**PROBLEM DESCRIPTION:**
Considering the entries that follow, report how many lines include the string "time", giving the number alone.

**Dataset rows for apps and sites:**
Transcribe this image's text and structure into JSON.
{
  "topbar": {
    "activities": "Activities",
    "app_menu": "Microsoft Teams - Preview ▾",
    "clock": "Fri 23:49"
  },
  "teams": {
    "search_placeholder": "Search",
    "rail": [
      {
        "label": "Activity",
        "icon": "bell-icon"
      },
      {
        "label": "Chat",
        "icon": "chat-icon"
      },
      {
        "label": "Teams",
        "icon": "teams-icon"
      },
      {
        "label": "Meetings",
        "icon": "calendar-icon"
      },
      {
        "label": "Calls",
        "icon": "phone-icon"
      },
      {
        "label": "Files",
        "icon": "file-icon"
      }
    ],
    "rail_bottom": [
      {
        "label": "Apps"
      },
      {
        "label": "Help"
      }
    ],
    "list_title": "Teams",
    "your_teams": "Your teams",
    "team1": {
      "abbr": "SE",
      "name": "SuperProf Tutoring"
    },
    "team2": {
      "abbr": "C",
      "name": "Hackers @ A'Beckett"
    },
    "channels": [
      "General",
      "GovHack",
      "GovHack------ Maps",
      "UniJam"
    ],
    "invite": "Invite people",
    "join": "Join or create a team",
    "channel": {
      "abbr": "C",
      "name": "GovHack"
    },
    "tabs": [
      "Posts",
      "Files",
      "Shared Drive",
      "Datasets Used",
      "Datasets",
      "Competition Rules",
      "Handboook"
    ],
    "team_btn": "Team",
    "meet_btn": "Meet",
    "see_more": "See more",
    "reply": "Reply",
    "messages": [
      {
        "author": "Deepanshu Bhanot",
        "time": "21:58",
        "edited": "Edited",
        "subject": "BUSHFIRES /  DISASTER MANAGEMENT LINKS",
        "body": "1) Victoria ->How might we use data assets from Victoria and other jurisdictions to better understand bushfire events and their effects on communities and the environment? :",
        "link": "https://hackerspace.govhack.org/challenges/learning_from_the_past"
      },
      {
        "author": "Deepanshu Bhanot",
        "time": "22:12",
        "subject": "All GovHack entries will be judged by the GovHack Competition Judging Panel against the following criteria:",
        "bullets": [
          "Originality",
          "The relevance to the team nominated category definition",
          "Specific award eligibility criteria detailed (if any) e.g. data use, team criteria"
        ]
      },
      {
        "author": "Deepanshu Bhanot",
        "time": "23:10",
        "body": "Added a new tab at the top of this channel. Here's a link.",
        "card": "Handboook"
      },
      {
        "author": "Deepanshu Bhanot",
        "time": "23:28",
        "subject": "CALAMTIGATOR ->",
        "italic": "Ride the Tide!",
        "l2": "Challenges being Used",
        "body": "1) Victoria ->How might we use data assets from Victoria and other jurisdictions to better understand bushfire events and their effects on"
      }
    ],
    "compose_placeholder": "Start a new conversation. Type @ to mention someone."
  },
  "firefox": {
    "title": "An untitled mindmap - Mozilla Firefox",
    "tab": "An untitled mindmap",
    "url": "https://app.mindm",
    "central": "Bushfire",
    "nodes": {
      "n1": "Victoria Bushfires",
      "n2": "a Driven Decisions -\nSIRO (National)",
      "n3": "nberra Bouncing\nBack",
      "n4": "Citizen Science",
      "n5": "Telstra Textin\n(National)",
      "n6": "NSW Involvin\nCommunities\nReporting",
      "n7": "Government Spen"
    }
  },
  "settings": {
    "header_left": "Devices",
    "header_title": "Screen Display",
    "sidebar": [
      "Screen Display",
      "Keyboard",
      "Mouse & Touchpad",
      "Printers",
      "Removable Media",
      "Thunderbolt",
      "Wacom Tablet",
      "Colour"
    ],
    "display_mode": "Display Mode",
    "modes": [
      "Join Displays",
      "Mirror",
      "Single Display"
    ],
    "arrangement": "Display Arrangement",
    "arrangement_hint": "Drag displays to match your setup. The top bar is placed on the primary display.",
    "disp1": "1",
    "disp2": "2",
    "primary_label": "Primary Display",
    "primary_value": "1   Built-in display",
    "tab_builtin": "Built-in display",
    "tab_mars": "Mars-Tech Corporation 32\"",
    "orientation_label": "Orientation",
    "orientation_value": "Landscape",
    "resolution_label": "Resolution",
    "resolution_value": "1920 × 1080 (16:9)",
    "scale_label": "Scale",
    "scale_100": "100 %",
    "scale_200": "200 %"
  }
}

**YOUR SOLUTION:**
4